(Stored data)
◇ ◇ ◇ ◇ ◇
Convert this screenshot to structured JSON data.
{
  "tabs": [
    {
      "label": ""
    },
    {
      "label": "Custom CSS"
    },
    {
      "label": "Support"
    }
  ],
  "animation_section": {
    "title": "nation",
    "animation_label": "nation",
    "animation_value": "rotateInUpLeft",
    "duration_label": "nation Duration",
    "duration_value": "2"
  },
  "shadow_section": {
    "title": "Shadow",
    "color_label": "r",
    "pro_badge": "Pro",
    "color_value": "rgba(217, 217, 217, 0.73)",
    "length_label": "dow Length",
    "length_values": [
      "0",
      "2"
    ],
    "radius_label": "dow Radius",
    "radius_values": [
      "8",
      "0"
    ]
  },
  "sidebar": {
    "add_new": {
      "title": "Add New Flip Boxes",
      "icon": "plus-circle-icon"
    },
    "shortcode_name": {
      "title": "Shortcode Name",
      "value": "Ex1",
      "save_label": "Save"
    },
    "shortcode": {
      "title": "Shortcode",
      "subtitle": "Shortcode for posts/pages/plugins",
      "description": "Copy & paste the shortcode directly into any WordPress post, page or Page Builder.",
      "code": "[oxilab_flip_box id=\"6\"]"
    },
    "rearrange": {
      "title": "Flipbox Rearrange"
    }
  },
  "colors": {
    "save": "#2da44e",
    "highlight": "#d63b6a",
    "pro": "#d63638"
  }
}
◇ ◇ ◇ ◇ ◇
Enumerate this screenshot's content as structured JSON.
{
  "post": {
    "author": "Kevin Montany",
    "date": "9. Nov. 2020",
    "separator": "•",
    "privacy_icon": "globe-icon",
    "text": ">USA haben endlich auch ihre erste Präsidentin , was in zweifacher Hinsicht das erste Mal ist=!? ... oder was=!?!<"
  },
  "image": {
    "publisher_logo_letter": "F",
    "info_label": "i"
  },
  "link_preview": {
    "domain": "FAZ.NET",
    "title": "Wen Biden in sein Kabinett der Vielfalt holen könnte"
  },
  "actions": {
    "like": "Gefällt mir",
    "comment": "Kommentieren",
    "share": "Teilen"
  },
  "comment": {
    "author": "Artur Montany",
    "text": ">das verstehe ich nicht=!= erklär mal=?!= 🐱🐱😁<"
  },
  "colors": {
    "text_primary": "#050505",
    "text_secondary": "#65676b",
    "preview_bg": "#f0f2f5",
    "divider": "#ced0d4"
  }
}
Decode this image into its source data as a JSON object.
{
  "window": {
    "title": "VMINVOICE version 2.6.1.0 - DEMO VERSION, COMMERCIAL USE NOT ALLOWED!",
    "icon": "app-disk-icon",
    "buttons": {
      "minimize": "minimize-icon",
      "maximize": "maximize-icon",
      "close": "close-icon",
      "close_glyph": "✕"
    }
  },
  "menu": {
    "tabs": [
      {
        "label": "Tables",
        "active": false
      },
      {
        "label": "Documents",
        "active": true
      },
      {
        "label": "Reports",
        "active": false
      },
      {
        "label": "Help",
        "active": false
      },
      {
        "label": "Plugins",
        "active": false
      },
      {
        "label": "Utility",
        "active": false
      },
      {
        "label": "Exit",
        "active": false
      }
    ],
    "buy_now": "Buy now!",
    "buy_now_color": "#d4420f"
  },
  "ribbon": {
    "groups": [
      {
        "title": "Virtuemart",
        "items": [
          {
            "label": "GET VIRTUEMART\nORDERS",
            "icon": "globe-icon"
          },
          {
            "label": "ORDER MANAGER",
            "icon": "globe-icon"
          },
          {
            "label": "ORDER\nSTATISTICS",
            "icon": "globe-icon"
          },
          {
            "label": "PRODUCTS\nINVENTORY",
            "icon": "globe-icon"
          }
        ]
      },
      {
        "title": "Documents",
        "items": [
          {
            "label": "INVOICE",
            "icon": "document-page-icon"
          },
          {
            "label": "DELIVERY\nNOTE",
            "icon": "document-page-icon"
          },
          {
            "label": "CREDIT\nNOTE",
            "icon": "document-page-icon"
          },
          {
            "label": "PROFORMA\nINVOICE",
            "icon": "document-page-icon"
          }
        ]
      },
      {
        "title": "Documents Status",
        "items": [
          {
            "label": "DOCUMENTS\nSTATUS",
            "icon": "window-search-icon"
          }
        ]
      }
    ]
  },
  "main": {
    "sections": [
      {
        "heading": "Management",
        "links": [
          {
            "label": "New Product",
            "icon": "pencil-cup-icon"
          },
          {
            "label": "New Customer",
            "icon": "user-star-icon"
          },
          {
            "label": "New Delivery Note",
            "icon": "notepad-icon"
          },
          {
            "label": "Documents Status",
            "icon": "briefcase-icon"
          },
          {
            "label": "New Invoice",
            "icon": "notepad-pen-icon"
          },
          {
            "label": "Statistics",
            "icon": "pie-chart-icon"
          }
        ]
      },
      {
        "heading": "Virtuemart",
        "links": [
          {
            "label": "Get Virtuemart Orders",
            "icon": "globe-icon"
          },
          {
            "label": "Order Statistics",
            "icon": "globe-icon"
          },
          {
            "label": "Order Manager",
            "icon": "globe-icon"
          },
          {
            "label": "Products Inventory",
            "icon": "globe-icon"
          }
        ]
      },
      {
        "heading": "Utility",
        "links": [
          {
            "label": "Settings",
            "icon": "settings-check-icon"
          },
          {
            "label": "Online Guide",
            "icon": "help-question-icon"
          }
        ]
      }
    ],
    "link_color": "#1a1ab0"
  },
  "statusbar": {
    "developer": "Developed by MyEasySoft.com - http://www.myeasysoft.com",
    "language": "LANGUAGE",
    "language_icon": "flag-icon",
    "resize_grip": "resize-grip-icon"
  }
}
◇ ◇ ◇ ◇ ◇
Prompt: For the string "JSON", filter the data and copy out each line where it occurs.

Output for this task:
Convert this screenshot to structured JSON data.
Enumerate this screenshot's content as structured JSON.
Decode this image into its source data as a JSON object.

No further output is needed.